In a vertical replenishment, aircraft use underbelly slings to transport loads from Military Sealift Command (MSC) replenishment ships to Navy vessels. In this evolution, a EurocopterAS332 Super Puma from Byrd and a U.S. Marine Corps CH-53E Super Stallion from Marine Heavy Helicopter Squadron 466 tested their ability to vertically transport the simulated weight of the engine.
“Being able to deliver the F135 module is one more thing the T-AKE platform can handily accomplish to support the fleet,” said Capt. Lee Apsley, Byrd’s civil service master. “This operation is another MSC first on Byrd. As always it was a pleasure to work with Carl Vinson and the Marines.”

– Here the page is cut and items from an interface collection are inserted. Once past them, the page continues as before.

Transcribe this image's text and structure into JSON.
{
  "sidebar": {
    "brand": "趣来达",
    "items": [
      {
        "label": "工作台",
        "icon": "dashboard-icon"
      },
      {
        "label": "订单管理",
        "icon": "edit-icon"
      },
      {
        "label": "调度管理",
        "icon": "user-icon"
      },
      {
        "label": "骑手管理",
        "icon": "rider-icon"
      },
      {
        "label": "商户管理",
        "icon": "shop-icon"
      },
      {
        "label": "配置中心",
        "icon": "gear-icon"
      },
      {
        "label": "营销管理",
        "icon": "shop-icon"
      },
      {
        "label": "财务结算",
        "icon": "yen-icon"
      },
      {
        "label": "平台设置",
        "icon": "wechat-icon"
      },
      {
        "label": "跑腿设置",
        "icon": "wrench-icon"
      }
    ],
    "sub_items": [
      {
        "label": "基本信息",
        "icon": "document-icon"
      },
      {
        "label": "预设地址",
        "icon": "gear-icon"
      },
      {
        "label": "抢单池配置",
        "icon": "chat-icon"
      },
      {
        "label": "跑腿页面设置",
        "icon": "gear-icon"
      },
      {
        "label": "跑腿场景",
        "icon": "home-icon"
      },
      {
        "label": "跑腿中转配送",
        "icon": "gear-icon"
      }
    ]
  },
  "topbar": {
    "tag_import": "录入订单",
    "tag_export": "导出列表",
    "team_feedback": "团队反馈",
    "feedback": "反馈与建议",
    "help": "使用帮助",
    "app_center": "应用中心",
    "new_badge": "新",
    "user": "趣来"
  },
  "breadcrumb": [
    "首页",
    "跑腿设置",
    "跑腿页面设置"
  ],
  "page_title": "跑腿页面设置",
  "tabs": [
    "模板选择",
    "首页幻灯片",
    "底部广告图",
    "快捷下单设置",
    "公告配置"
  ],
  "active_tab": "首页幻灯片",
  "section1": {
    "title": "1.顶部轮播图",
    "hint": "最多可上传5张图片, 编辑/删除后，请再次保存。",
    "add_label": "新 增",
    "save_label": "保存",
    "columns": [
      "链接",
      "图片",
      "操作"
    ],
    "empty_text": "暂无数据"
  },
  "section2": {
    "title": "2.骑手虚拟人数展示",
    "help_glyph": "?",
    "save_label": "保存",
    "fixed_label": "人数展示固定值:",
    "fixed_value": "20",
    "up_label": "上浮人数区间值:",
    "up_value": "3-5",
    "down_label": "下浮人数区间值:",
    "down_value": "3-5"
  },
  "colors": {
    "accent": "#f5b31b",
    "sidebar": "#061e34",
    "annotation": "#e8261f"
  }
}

Capable of embarking both the F-35C and the CMV-22B Osprey, Vinson is the first aircraft carrier equipped to support fifth-generation aircraft. The vertical replenishment exercise follows more than six months of successful integrated operations between the carrier and air wing in support of the unique maintenance and tactical operations functions of the advanced aircraft.
“We have been planning, preparing, and training for this event for months,” said Cmdr. Melissia Williams, Vinson’s supply officer. “That careful planning paid off today and I’m proud of how our teams came together for a safe and successful evolution.”
In February, another replenishment exercise was conducted by Fleet Logistics Multi-Mission Squadron (VRM) 30 and members of Carrier Air Wing Two using the new CMV-22B Osprey to deliver an F135 from a shore-based location to Vinson.
“Using the Osprey, and now a vertical replenishment from a supply ship, ensures we are prepared to quickly and easily deliver these parts to our ships in the fleet, giving us one more tool in our tool box in support of a high operations tempo,” said Cmdr. William Gray, Vinson’s maintenance officer. “Today’s success provides an additional option when replenishing parts to maintain the F-35C Lightning II while underway.”
The F135 is the basis for the single engine of the F-35C Lightning II, the only single-engine fixed-wing jet on board Vinson, and the latest aircraft in the Joint Strike Fighter group.
Source: US Navy
Date: Mar 15, 2021